**PROVIDED DATA:**
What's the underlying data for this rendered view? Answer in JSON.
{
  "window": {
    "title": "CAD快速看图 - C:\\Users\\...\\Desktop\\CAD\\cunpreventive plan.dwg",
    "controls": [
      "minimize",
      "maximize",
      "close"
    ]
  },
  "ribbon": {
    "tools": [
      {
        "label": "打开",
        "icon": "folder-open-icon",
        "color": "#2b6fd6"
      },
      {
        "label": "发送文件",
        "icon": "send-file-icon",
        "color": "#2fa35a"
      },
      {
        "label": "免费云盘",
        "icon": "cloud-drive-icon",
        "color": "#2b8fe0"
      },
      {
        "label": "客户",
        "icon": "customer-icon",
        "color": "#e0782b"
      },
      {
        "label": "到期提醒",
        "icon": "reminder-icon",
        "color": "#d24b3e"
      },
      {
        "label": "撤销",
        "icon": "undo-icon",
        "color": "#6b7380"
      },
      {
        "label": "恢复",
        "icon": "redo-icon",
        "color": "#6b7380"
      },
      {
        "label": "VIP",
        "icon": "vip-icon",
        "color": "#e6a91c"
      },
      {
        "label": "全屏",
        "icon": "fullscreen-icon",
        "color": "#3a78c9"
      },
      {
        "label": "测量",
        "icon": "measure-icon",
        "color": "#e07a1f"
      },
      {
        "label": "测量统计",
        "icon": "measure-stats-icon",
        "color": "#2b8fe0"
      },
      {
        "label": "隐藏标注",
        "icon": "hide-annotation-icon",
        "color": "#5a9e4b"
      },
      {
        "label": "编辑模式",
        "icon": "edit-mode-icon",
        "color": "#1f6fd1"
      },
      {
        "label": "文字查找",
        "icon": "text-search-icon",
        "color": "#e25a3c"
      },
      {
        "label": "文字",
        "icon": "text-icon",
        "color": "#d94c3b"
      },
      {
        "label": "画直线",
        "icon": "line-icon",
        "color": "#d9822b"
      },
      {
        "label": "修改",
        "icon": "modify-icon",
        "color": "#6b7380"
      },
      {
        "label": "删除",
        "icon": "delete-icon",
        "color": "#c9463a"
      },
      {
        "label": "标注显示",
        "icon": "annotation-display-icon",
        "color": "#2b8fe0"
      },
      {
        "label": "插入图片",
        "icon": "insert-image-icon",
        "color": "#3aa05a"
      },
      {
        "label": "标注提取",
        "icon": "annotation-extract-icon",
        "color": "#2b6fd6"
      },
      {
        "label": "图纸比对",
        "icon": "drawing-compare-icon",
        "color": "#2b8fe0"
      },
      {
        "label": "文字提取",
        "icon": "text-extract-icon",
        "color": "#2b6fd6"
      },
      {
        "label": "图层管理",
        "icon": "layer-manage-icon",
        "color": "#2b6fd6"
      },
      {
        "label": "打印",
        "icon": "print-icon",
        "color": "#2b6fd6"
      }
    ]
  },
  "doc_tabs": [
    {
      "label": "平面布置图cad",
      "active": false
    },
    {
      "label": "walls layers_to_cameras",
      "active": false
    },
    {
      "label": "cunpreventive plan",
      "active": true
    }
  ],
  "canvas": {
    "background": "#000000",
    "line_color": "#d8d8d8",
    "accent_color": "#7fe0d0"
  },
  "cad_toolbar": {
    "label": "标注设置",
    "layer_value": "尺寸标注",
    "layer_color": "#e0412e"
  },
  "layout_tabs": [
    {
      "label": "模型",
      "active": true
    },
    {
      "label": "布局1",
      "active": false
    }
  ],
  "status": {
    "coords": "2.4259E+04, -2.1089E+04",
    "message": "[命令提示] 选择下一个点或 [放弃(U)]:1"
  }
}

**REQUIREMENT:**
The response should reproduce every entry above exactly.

**EXPECTED ANSWER:**
What's the underlying data for this rendered view? Answer in JSON.
{
  "window": {
    "title": "CAD快速看图 - C:\\Users\\...\\Desktop\\CAD\\cunpreventive plan.dwg",
    "controls": [
      "minimize",
      "maximize",
      "close"
    ]
  },
  "ribbon": {
    "tools": [
      {
        "label": "打开",
        "icon": "folder-open-icon",
        "color": "#2b6fd6"
      },
      {
        "label": "发送文件",
        "icon": "send-file-icon",
        "color": "#2fa35a"
      },
      {
        "label": "免费云盘",
        "icon": "cloud-drive-icon",
        "color": "#2b8fe0"
      },
      {
        "label": "客户",
        "icon": "customer-icon",
        "color": "#e0782b"
      },
      {
        "label": "到期提醒",
        "icon": "reminder-icon",
        "color": "#d24b3e"
      },
      {
        "label": "撤销",
        "icon": "undo-icon",
        "color": "#6b7380"
      },
      {
        "label": "恢复",
        "icon": "redo-icon",
        "color": "#6b7380"
      },
      {
        "label": "VIP",
        "icon": "vip-icon",
        "color": "#e6a91c"
      },
      {
        "label": "全屏",
        "icon": "fullscreen-icon",
        "color": "#3a78c9"
      },
      {
        "label": "测量",
        "icon": "measure-icon",
        "color": "#e07a1f"
      },
      {
        "label": "测量统计",
        "icon": "measure-stats-icon",
        "color": "#2b8fe0"
      },
      {
        "label": "隐藏标注",
        "icon": "hide-annotation-icon",
        "color": "#5a9e4b"
      },
      {
        "label": "编辑模式",
        "icon": "edit-mode-icon",
        "color": "#1f6fd1"
      },
      {
        "label": "文字查找",
        "icon": "text-search-icon",
        "color": "#e25a3c"
      },
      {
        "label": "文字",
        "icon": "text-icon",
        "color": "#d94c3b"
      },
      {
        "label": "画直线",
        "icon": "line-icon",
        "color": "#d9822b"
      },
      {
        "label": "修改",
        "icon": "modify-icon",
        "color": "#6b7380"
      },
      {
        "label": "删除",
        "icon": "delete-icon",
        "color": "#c9463a"
      },
      {
        "label": "标注显示",
        "icon": "annotation-display-icon",
        "color": "#2b8fe0"
      },
      {
        "label": "插入图片",
        "icon": "insert-image-icon",
        "color": "#3aa05a"
      },
      {
        "label": "标注提取",
        "icon": "annotation-extract-icon",
        "color": "#2b6fd6"
      },
      {
        "label": "图纸比对",
        "icon": "drawing-compare-icon",
        "color": "#2b8fe0"
      },
      {
        "label": "文字提取",
        "icon": "text-extract-icon",
        "color": "#2b6fd6"
      },
      {
        "label": "图层管理",
        "icon": "layer-manage-icon",
        "color": "#2b6fd6"
      },
      {
        "label": "打印",
        "icon": "print-icon",
        "color": "#2b6fd6"
      }
    ]
  },
  "doc_tabs": [
    {
      "label": "平面布置图cad",
      "active": false
    },
    {
      "label": "walls layers_to_cameras",
      "active": false
    },
    {
      "label": "cunpreventive plan",
      "active": true
    }
  ],
  "canvas": {
    "background": "#000000",
    "line_color": "#d8d8d8",
    "accent_color": "#7fe0d0"
  },
  "cad_toolbar": {
    "label": "标注设置",
    "layer_value": "尺寸标注",
    "layer_color": "#e0412e"
  },
  "layout_tabs": [
    {
      "label": "模型",
      "active": true
    },
    {
      "label": "布局1",
      "active": false
    }
  ],
  "status": {
    "coords": "2.4259E+04, -2.1089E+04",
    "message": "[命令提示] 选择下一个点或 [放弃(U)]:1"
  }
}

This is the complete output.